··· DATASET EXTRACT

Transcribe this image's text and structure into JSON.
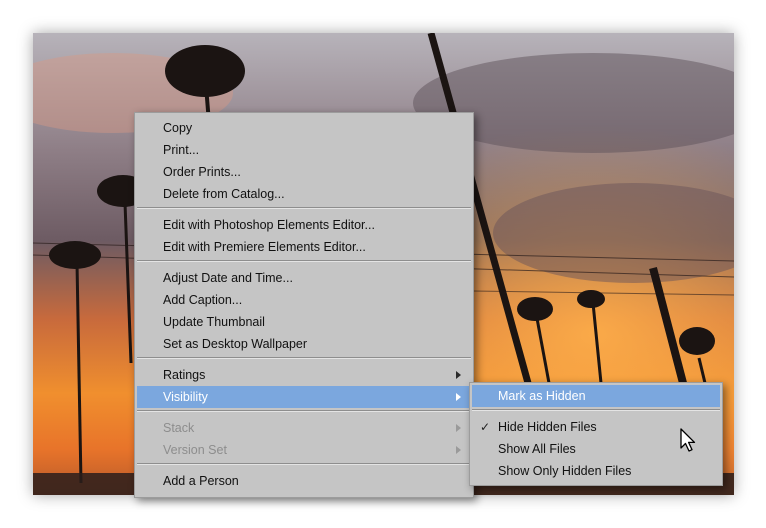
{
  "context_menu": {
    "items": [
      {
        "label": "Copy"
      },
      {
        "label": "Print..."
      },
      {
        "label": "Order Prints..."
      },
      {
        "label": "Delete from Catalog..."
      },
      {
        "label": "Edit with Photoshop Elements Editor..."
      },
      {
        "label": "Edit with Premiere Elements Editor..."
      },
      {
        "label": "Adjust Date and Time..."
      },
      {
        "label": "Add Caption..."
      },
      {
        "label": "Update Thumbnail"
      },
      {
        "label": "Set as Desktop Wallpaper"
      },
      {
        "label": "Ratings"
      },
      {
        "label": "Visibility"
      },
      {
        "label": "Stack"
      },
      {
        "label": "Version Set"
      },
      {
        "label": "Add a Person"
      }
    ]
  },
  "visibility_submenu": {
    "items": [
      {
        "label": "Mark as Hidden"
      },
      {
        "label": "Hide Hidden Files",
        "checked": true
      },
      {
        "label": "Show All Files"
      },
      {
        "label": "Show Only Hidden Files"
      }
    ],
    "check_glyph": "✓"
  },
  "colors": {
    "menu_background": "#c5c5c5",
    "highlight": "#7ba7de",
    "disabled_text": "#8d8d8d"
  },
  "icons": [
    "submenu-arrow-icon",
    "checkmark-icon",
    "mouse-pointer-icon"
  ]
}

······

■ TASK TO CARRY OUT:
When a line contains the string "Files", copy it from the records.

■ EXERCISE RESPONSE:
        "label": "Hide Hidden Files",
        "label": "Show All Files"
        "label": "Show Only Hidden Files"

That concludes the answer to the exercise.